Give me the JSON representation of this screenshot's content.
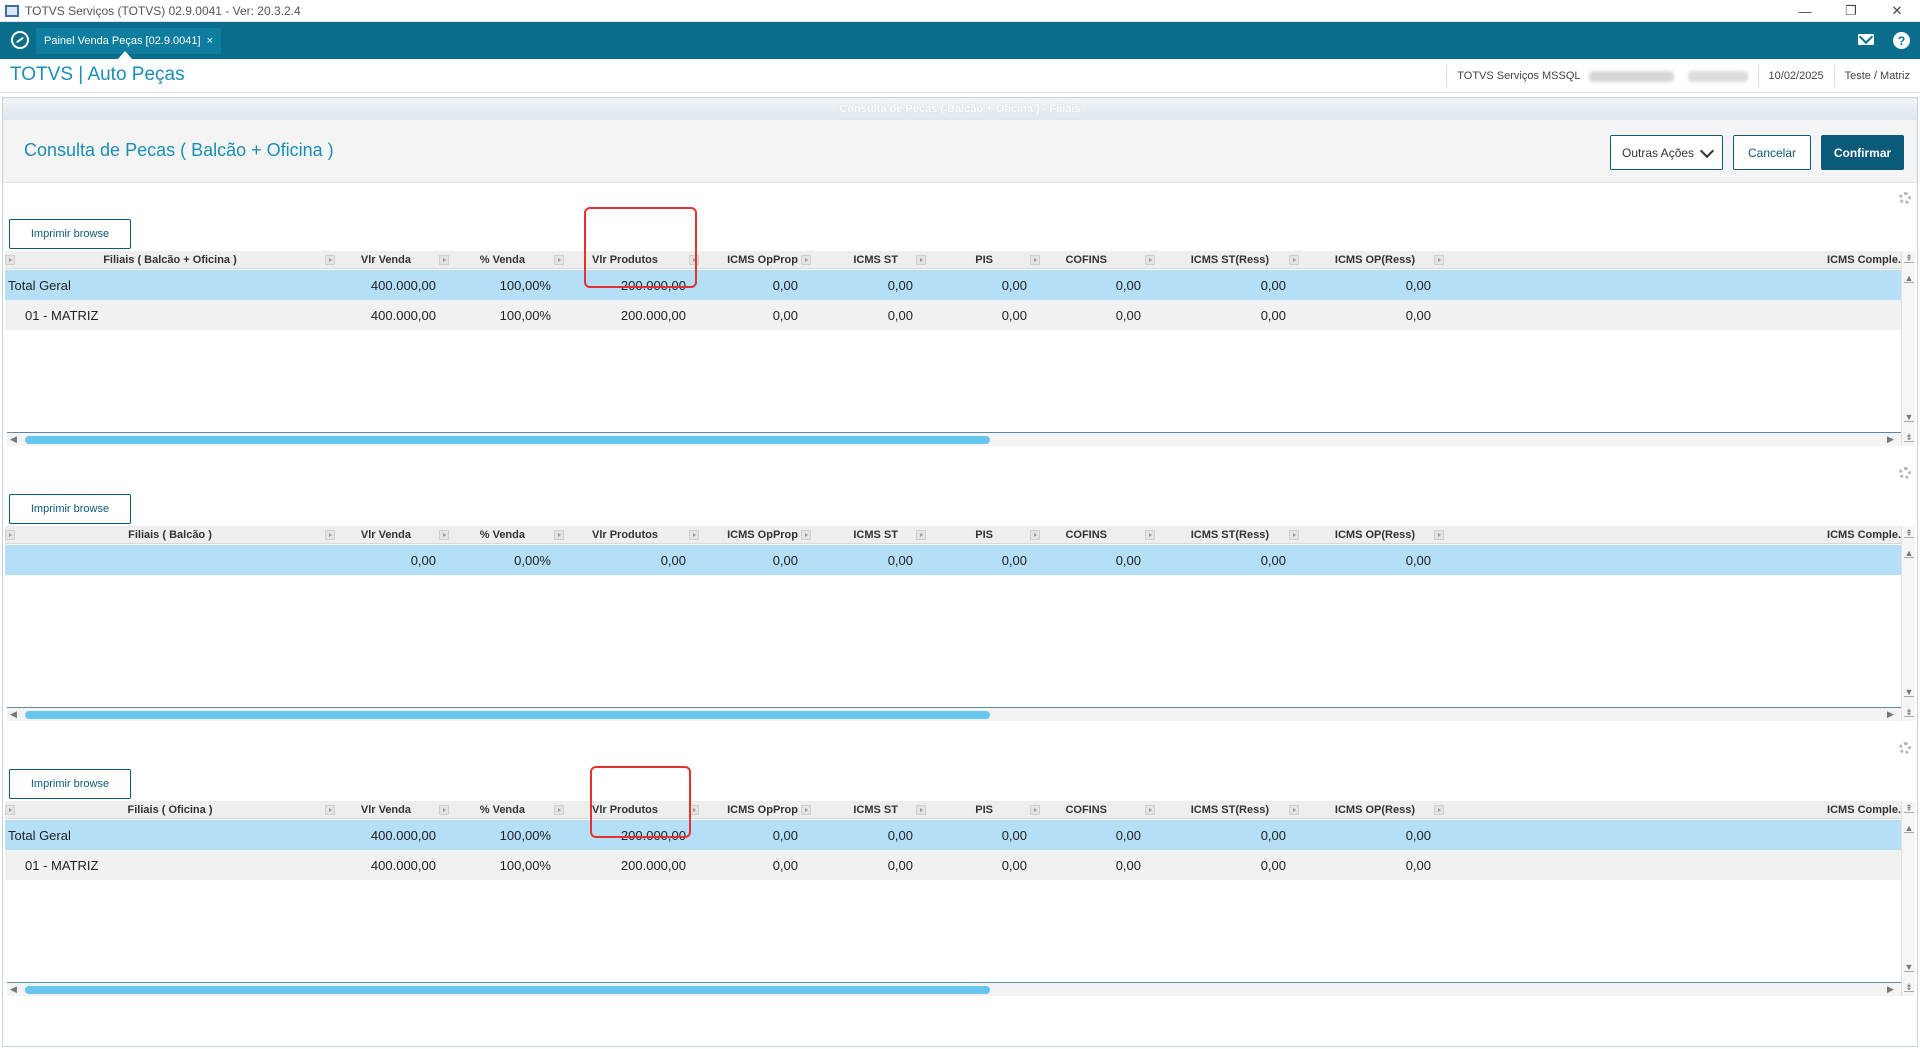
{
  "window": {
    "title": "TOTVS Serviços (TOTVS) 02.9.0041 - Ver: 20.3.2.4",
    "minimize": "—",
    "restore": "❐",
    "close": "✕"
  },
  "tabbar": {
    "tab_label": "Painel Venda Peças [02.9.0041]",
    "tab_close": "×",
    "help_glyph": "?"
  },
  "header": {
    "brand": "TOTVS | Auto Peças",
    "server_label": "TOTVS Serviços MSSQL",
    "date": "10/02/2025",
    "user_branch": "Teste / Matriz"
  },
  "dialog": {
    "title_bar": "Consulta de Pecas ( Balcão + Oficina ) - Filiais",
    "heading": "Consulta de Pecas ( Balcão + Oficina )",
    "other_actions": "Outras Ações",
    "cancel": "Cancelar",
    "confirm": "Confirmar"
  },
  "columns": [
    "Vlr Venda",
    "% Venda",
    "Vlr Produtos",
    "ICMS OpProp",
    "ICMS ST",
    "PIS",
    "COFINS",
    "ICMS ST(Ress)",
    "ICMS OP(Ress)",
    "ICMS Comple."
  ],
  "sections": [
    {
      "print_label": "Imprimir browse",
      "first_col": "Filiais ( Balcão + Oficina )",
      "rows": [
        {
          "label": "Total Geral",
          "values": [
            "400.000,00",
            "100,00%",
            "200.000,00",
            "0,00",
            "0,00",
            "0,00",
            "0,00",
            "0,00",
            "0,00"
          ]
        },
        {
          "label": "01 - MATRIZ",
          "values": [
            "400.000,00",
            "100,00%",
            "200.000,00",
            "0,00",
            "0,00",
            "0,00",
            "0,00",
            "0,00",
            "0,00"
          ]
        }
      ]
    },
    {
      "print_label": "Imprimir browse",
      "first_col": "Filiais ( Balcão )",
      "rows": [
        {
          "label": "",
          "values": [
            "0,00",
            "0,00%",
            "0,00",
            "0,00",
            "0,00",
            "0,00",
            "0,00",
            "0,00",
            "0,00"
          ]
        }
      ]
    },
    {
      "print_label": "Imprimir browse",
      "first_col": "Filiais ( Oficina )",
      "rows": [
        {
          "label": "Total Geral",
          "values": [
            "400.000,00",
            "100,00%",
            "200.000,00",
            "0,00",
            "0,00",
            "0,00",
            "0,00",
            "0,00",
            "0,00"
          ]
        },
        {
          "label": "01 - MATRIZ",
          "values": [
            "400.000,00",
            "100,00%",
            "200.000,00",
            "0,00",
            "0,00",
            "0,00",
            "0,00",
            "0,00",
            "0,00"
          ]
        }
      ]
    }
  ],
  "colors": {
    "teal": "#0b6d8c",
    "brand_blue": "#1a8fb3",
    "selected_row": "#b5def7",
    "highlight": "#e3322f"
  }
}
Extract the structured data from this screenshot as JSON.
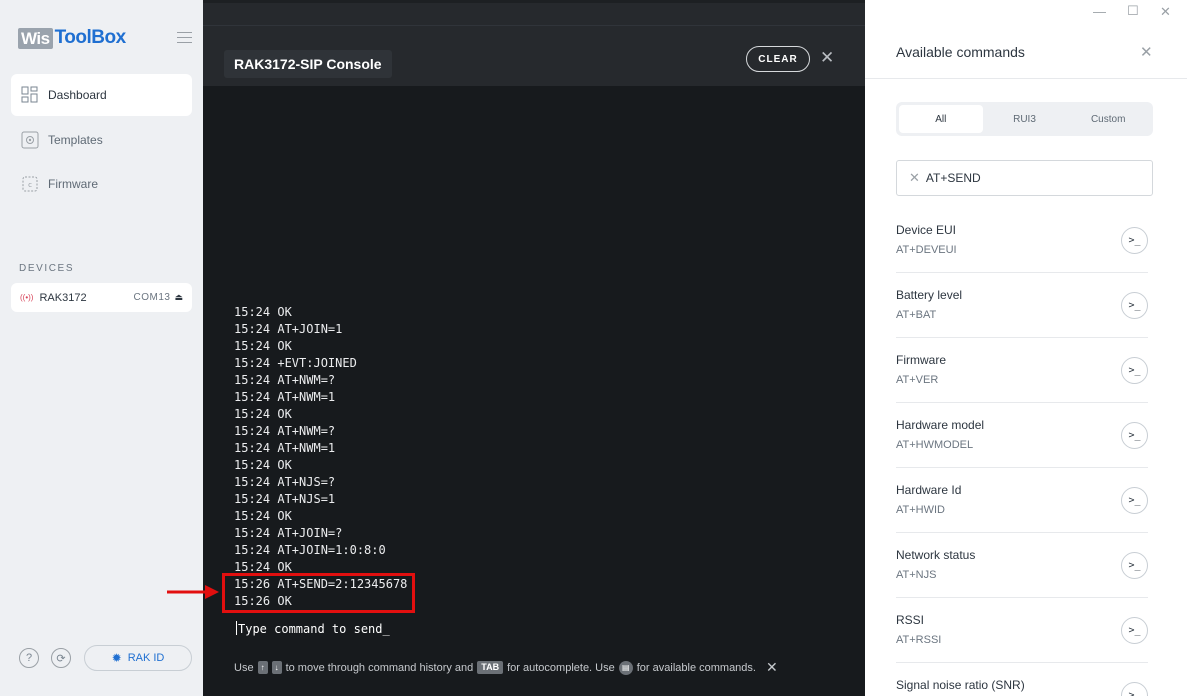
{
  "sidebar": {
    "logo_wis": "Wis",
    "logo_toolbox": "ToolBox",
    "nav": [
      {
        "label": "Dashboard"
      },
      {
        "label": "Templates"
      },
      {
        "label": "Firmware"
      }
    ],
    "devices_heading": "DEVICES",
    "device": {
      "name": "RAK3172",
      "port": "COM13"
    },
    "rakid_label": "RAK ID"
  },
  "console": {
    "title": "RAK3172-SIP Console",
    "clear_label": "CLEAR",
    "log": [
      "15:24 OK",
      "15:24 AT+JOIN=1",
      "15:24 OK",
      "15:24 +EVT:JOINED",
      "15:24 AT+NWM=?",
      "15:24 AT+NWM=1",
      "15:24 OK",
      "15:24 AT+NWM=?",
      "15:24 AT+NWM=1",
      "15:24 OK",
      "15:24 AT+NJS=?",
      "15:24 AT+NJS=1",
      "15:24 OK",
      "15:24 AT+JOIN=?",
      "15:24 AT+JOIN=1:0:8:0",
      "15:24 OK",
      "15:26 AT+SEND=2:12345678",
      "15:26 OK"
    ],
    "prompt_placeholder": "Type command to send_",
    "hint": {
      "part1": "Use",
      "up_key": "↑",
      "down_key": "↓",
      "part2": "to move through command history and",
      "tab_key": "TAB",
      "part3": "for autocomplete. Use",
      "part4": "for available commands."
    }
  },
  "panel": {
    "title": "Available commands",
    "tabs": [
      {
        "label": "All"
      },
      {
        "label": "RUI3"
      },
      {
        "label": "Custom"
      }
    ],
    "search_value": "AT+SEND",
    "commands": [
      {
        "name": "Device EUI",
        "code": "AT+DEVEUI"
      },
      {
        "name": "Battery level",
        "code": "AT+BAT"
      },
      {
        "name": "Firmware",
        "code": "AT+VER"
      },
      {
        "name": "Hardware model",
        "code": "AT+HWMODEL"
      },
      {
        "name": "Hardware Id",
        "code": "AT+HWID"
      },
      {
        "name": "Network status",
        "code": "AT+NJS"
      },
      {
        "name": "RSSI",
        "code": "AT+RSSI"
      },
      {
        "name": "Signal noise ratio (SNR)",
        "code": ""
      }
    ]
  },
  "colors": {
    "accent_blue": "#1f6fd1",
    "highlight_red": "#e20f0f",
    "console_bg": "#171a1d"
  }
}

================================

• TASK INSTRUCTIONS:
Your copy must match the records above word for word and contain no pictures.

• OUTPUT:
Give me the JSON representation of this screenshot's content.
{
  "window": {
    "title": "TOTVS Serviços (TOTVS) 02.9.0041 - Ver: 20.3.2.4",
    "minimize": "—",
    "restore": "❐",
    "close": "✕"
  },
  "tabbar": {
    "tab_label": "Painel Venda Peças [02.9.0041]",
    "tab_close": "×",
    "help_glyph": "?"
  },
  "header": {
    "brand": "TOTVS | Auto Peças",
    "server_label": "TOTVS Serviços MSSQL",
    "date": "10/02/2025",
    "user_branch": "Teste / Matriz"
  },
  "dialog": {
    "title_bar": "Consulta de Pecas ( Balcão + Oficina ) - Filiais",
    "heading": "Consulta de Pecas ( Balcão + Oficina )",
    "other_actions": "Outras Ações",
    "cancel": "Cancelar",
    "confirm": "Confirmar"
  },
  "columns": [
    "Vlr Venda",
    "% Venda",
    "Vlr Produtos",
    "ICMS OpProp",
    "ICMS ST",
    "PIS",
    "COFINS",
    "ICMS ST(Ress)",
    "ICMS OP(Ress)",
    "ICMS Comple."
  ],
  "sections": [
    {
      "print_label": "Imprimir browse",
      "first_col": "Filiais ( Balcão + Oficina )",
      "rows": [
        {
          "label": "Total Geral",
          "values": [
            "400.000,00",
            "100,00%",
            "200.000,00",
            "0,00",
            "0,00",
            "0,00",
            "0,00",
            "0,00",
            "0,00"
          ]
        },
        {
          "label": "01 - MATRIZ",
          "values": [
            "400.000,00",
            "100,00%",
            "200.000,00",
            "0,00",
            "0,00",
            "0,00",
            "0,00",
            "0,00",
            "0,00"
          ]
        }
      ]
    },
    {
      "print_label": "Imprimir browse",
      "first_col": "Filiais ( Balcão )",
      "rows": [
        {
          "label": "",
          "values": [
            "0,00",
            "0,00%",
            "0,00",
            "0,00",
            "0,00",
            "0,00",
            "0,00",
            "0,00",
            "0,00"
          ]
        }
      ]
    },
    {
      "print_label": "Imprimir browse",
      "first_col": "Filiais ( Oficina )",
      "rows": [
        {
          "label": "Total Geral",
          "values": [
            "400.000,00",
            "100,00%",
            "200.000,00",
            "0,00",
            "0,00",
            "0,00",
            "0,00",
            "0,00",
            "0,00"
          ]
        },
        {
          "label": "01 - MATRIZ",
          "values": [
            "400.000,00",
            "100,00%",
            "200.000,00",
            "0,00",
            "0,00",
            "0,00",
            "0,00",
            "0,00",
            "0,00"
          ]
        }
      ]
    }
  ],
  "colors": {
    "teal": "#0b6d8c",
    "brand_blue": "#1a8fb3",
    "selected_row": "#b5def7",
    "highlight": "#e3322f"
  }
}
Extract the structured data from this screenshot as JSON.
{
  "sidebar": {
    "logo_wis": "Wis",
    "logo_toolbox": "ToolBox",
    "nav": [
      {
        "label": "Dashboard"
      },
      {
        "label": "Templates"
      },
      {
        "label": "Firmware"
      }
    ],
    "devices_heading": "DEVICES",
    "device": {
      "name": "RAK3172",
      "port": "COM13"
    },
    "rakid_label": "RAK ID"
  },
  "console": {
    "title": "RAK3172-SIP Console",
    "clear_label": "CLEAR",
    "log": [
      "15:24 OK",
      "15:24 AT+JOIN=1",
      "15:24 OK",
      "15:24 +EVT:JOINED",
      "15:24 AT+NWM=?",
      "15:24 AT+NWM=1",
      "15:24 OK",
      "15:24 AT+NWM=?",
      "15:24 AT+NWM=1",
      "15:24 OK",
      "15:24 AT+NJS=?",
      "15:24 AT+NJS=1",
      "15:24 OK",
      "15:24 AT+JOIN=?",
      "15:24 AT+JOIN=1:0:8:0",
      "15:24 OK",
      "15:26 AT+SEND=2:12345678",
      "15:26 OK"
    ],
    "prompt_placeholder": "Type command to send_",
    "hint": {
      "part1": "Use",
      "up_key": "↑",
      "down_key": "↓",
      "part2": "to move through command history and",
      "tab_key": "TAB",
      "part3": "for autocomplete. Use",
      "part4": "for available commands."
    }
  },
  "panel": {
    "title": "Available commands",
    "tabs": [
      {
        "label": "All"
      },
      {
        "label": "RUI3"
      },
      {
        "label": "Custom"
      }
    ],
    "search_value": "AT+SEND",
    "commands": [
      {
        "name": "Device EUI",
        "code": "AT+DEVEUI"
      },
      {
        "name": "Battery level",
        "code": "AT+BAT"
      },
      {
        "name": "Firmware",
        "code": "AT+VER"
      },
      {
        "name": "Hardware model",
        "code": "AT+HWMODEL"
      },
      {
        "name": "Hardware Id",
        "code": "AT+HWID"
      },
      {
        "name": "Network status",
        "code": "AT+NJS"
      },
      {
        "name": "RSSI",
        "code": "AT+RSSI"
      },
      {
        "name": "Signal noise ratio (SNR)",
        "code": ""
      }
    ]
  },
  "colors": {
    "accent_blue": "#1f6fd1",
    "highlight_red": "#e20f0f",
    "console_bg": "#171a1d"
  }
}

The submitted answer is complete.